__Exercise details__. Could you write out the data that follows, exactly and in full?

__Material to process__.
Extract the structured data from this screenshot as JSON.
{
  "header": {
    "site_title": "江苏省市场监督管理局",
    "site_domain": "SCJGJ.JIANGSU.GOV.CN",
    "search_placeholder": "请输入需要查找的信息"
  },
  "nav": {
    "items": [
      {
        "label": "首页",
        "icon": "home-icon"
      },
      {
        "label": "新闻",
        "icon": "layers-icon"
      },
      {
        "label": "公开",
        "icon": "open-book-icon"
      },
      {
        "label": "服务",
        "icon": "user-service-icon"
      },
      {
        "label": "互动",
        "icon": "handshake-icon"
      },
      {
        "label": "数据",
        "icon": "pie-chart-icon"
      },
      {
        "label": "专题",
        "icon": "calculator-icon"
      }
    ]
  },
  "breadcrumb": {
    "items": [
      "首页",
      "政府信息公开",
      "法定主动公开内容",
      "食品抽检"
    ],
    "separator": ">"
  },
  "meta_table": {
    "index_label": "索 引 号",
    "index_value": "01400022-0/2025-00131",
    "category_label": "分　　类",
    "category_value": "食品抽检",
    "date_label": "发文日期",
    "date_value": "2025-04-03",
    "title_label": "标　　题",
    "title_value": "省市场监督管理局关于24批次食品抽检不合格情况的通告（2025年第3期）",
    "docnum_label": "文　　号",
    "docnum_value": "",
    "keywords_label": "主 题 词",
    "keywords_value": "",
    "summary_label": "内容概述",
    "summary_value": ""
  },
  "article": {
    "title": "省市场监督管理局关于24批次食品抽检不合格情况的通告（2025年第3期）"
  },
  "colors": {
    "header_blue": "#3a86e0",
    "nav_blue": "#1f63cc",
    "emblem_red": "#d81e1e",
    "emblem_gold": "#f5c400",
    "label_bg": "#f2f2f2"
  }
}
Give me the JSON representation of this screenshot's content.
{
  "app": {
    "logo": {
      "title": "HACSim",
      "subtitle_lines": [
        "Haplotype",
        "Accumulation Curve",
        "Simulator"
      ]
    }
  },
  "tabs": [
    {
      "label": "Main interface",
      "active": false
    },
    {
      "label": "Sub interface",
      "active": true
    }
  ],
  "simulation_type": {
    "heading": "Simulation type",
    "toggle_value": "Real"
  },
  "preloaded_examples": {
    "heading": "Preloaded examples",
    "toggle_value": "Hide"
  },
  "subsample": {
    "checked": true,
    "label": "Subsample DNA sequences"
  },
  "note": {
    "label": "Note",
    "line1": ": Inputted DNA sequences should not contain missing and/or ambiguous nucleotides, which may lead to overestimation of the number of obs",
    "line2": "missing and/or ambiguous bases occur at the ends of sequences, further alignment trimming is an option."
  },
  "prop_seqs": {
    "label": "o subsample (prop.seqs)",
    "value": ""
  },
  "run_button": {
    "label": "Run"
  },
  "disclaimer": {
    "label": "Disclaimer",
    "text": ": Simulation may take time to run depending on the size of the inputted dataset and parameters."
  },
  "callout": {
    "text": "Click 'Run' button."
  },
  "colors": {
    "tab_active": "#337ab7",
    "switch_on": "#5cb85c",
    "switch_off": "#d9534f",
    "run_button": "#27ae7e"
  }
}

__Result below__.
Extract the structured data from this screenshot as JSON.
{
  "header": {
    "site_title": "江苏省市场监督管理局",
    "site_domain": "SCJGJ.JIANGSU.GOV.CN",
    "search_placeholder": "请输入需要查找的信息"
  },
  "nav": {
    "items": [
      {
        "label": "首页",
        "icon": "home-icon"
      },
      {
        "label": "新闻",
        "icon": "layers-icon"
      },
      {
        "label": "公开",
        "icon": "open-book-icon"
      },
      {
        "label": "服务",
        "icon": "user-service-icon"
      },
      {
        "label": "互动",
        "icon": "handshake-icon"
      },
      {
        "label": "数据",
        "icon": "pie-chart-icon"
      },
      {
        "label": "专题",
        "icon": "calculator-icon"
      }
    ]
  },
  "breadcrumb": {
    "items": [
      "首页",
      "政府信息公开",
      "法定主动公开内容",
      "食品抽检"
    ],
    "separator": ">"
  },
  "meta_table": {
    "index_label": "索 引 号",
    "index_value": "01400022-0/2025-00131",
    "category_label": "分　　类",
    "category_value": "食品抽检",
    "date_label": "发文日期",
    "date_value": "2025-04-03",
    "title_label": "标　　题",
    "title_value": "省市场监督管理局关于24批次食品抽检不合格情况的通告（2025年第3期）",
    "docnum_label": "文　　号",
    "docnum_value": "",
    "keywords_label": "主 题 词",
    "keywords_value": "",
    "summary_label": "内容概述",
    "summary_value": ""
  },
  "article": {
    "title": "省市场监督管理局关于24批次食品抽检不合格情况的通告（2025年第3期）"
  },
  "colors": {
    "header_blue": "#3a86e0",
    "nav_blue": "#1f63cc",
    "emblem_red": "#d81e1e",
    "emblem_gold": "#f5c400",
    "label_bg": "#f2f2f2"
  }
}
Give me the JSON representation of this screenshot's content.
{
  "app": {
    "logo": {
      "title": "HACSim",
      "subtitle_lines": [
        "Haplotype",
        "Accumulation Curve",
        "Simulator"
      ]
    }
  },
  "tabs": [
    {
      "label": "Main interface",
      "active": false
    },
    {
      "label": "Sub interface",
      "active": true
    }
  ],
  "simulation_type": {
    "heading": "Simulation type",
    "toggle_value": "Real"
  },
  "preloaded_examples": {
    "heading": "Preloaded examples",
    "toggle_value": "Hide"
  },
  "subsample": {
    "checked": true,
    "label": "Subsample DNA sequences"
  },
  "note": {
    "label": "Note",
    "line1": ": Inputted DNA sequences should not contain missing and/or ambiguous nucleotides, which may lead to overestimation of the number of obs",
    "line2": "missing and/or ambiguous bases occur at the ends of sequences, further alignment trimming is an option."
  },
  "prop_seqs": {
    "label": "o subsample (prop.seqs)",
    "value": ""
  },
  "run_button": {
    "label": "Run"
  },
  "disclaimer": {
    "label": "Disclaimer",
    "text": ": Simulation may take time to run depending on the size of the inputted dataset and parameters."
  },
  "callout": {
    "text": "Click 'Run' button."
  },
  "colors": {
    "tab_active": "#337ab7",
    "switch_on": "#5cb85c",
    "switch_off": "#d9534f",
    "run_button": "#27ae7e"
  }
}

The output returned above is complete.